Percy Sledge in Soul Africa. Music from the soundtrack recording
Filmed and directed by Ashley Lazarus.
A1 Swazi Lady
A5 Soul Fire
B1 Sister Soul
B2 Cover Me
The idea of making this film started at Mbabane in Swaziland, where a film crew from Aka Productions in Cape Town shot Percy Sledge’s entourage and the last concert of the tour.
Sledge held concerts for 17 weeks, breaking all records in South Africa from Mouille Point to Mbabane. He captivated audiences throughout South Africa when he threw back his head, started jiggling with microphones and sang unforgettable numbers like ” Come Softly To Me”, “When A Man Loves A Woman”, ” Knock On Wood” and ” Soul Fire”.
The concert at Swaziland was the last for Sledge, but the start of Soul Africa, which may prove an even bigger legend than the live Sledge.

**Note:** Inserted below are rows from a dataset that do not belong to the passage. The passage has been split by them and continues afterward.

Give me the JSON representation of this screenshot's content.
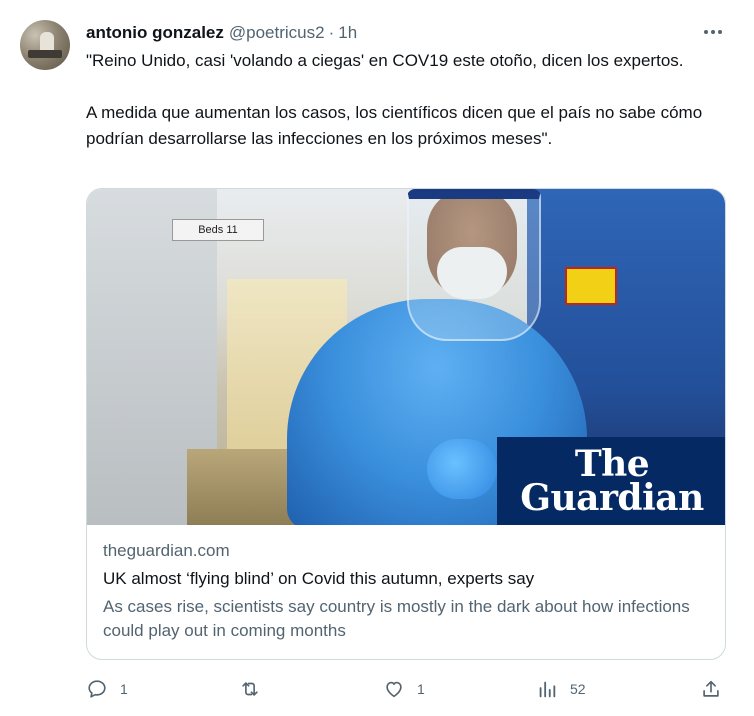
{
  "author": {
    "name": "antonio gonzalez",
    "handle": "@poetricus2",
    "separator": "·",
    "time": "1h"
  },
  "tweet": {
    "paragraphs": [
      "\"Reino Unido, casi 'volando a ciegas' en COV19 este otoño, dicen los expertos.",
      "A medida que aumentan los casos, los científicos dicen que el país no sabe cómo podrían desarrollarse las infecciones en los próximos meses\"."
    ]
  },
  "card": {
    "image_sign": "Beds 11",
    "brand_line1": "The",
    "brand_line2": "Guardian",
    "brand_color": "#052962",
    "domain": "theguardian.com",
    "title": "UK almost ‘flying blind’ on Covid this autumn, experts say",
    "description": "As cases rise, scientists say country is mostly in the dark about how infections could play out in coming months"
  },
  "actions": {
    "reply": {
      "icon": "reply-icon",
      "count": "1"
    },
    "retweet": {
      "icon": "retweet-icon",
      "count": ""
    },
    "like": {
      "icon": "heart-icon",
      "count": "1"
    },
    "views": {
      "icon": "views-icon",
      "count": "52"
    },
    "share": {
      "icon": "share-icon"
    }
  },
  "colors": {
    "text": "#0f1419",
    "muted": "#536471",
    "border": "#cfd9de"
  }
}
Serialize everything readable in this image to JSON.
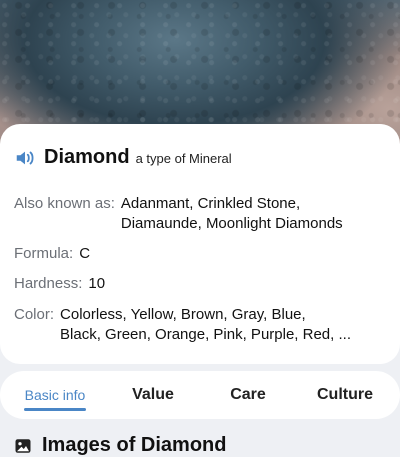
{
  "mineral": {
    "name": "Diamond",
    "type_label": "a type of Mineral",
    "speaker_icon": "speaker-icon",
    "accent_color": "#4a86c6"
  },
  "details": {
    "aka_label": "Also known as:",
    "aka_value_line1": "Adanmant, Crinkled Stone,",
    "aka_value_line2": "Diamaunde, Moonlight Diamonds",
    "formula_label": "Formula:",
    "formula_value": "C",
    "hardness_label": "Hardness:",
    "hardness_value": "10",
    "color_label": "Color:",
    "color_value_line1": "Colorless, Yellow, Brown, Gray, Blue,",
    "color_value_line2": "Black, Green, Orange, Pink, Purple, Red, ..."
  },
  "tabs": [
    {
      "label": "Basic info",
      "active": true
    },
    {
      "label": "Value",
      "active": false
    },
    {
      "label": "Care",
      "active": false
    },
    {
      "label": "Culture",
      "active": false
    }
  ],
  "section": {
    "title": "Images of Diamond",
    "icon": "image-gallery-icon"
  }
}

When Sledge left South Africa, Ashly Lazarus and two men armed with cameras went to Zululand, the Kalahari Desert, Mashonaland, the Okavango Swamps and Botswana, and in three weeks completed the filming.
The recurring theme of Soul Africa is the contrast between the original Soul of Africa and the sophisticated Soul of the American singer. Music is in the animals and birds of Africa, explains photographer Billy Crauser. Also in the desert, the sands of the Kalahari and the scorching heat.
Ashley Lazarus spared no trouble on this film. His camera swings from the magnificence of the Swazi Independence celebrations to the ritual slaughtering of an ox, from a sangoma and the bones to a bushman rubbing sticks to make a fire, from the dazzling spotlights on Sledge’s stage to insects making love.
In the end, the Swazi tribal drummers and the dancing flames in front of the rostrum join Sledge and his crew in the blue mood soul throb of ” She’s a Gentle Swazi Lady” and “Soul Fire”.
excerpts from the liner note of “Soul Africa” -Percy Sledge -Atlantic ATC 9366 South Africa 1971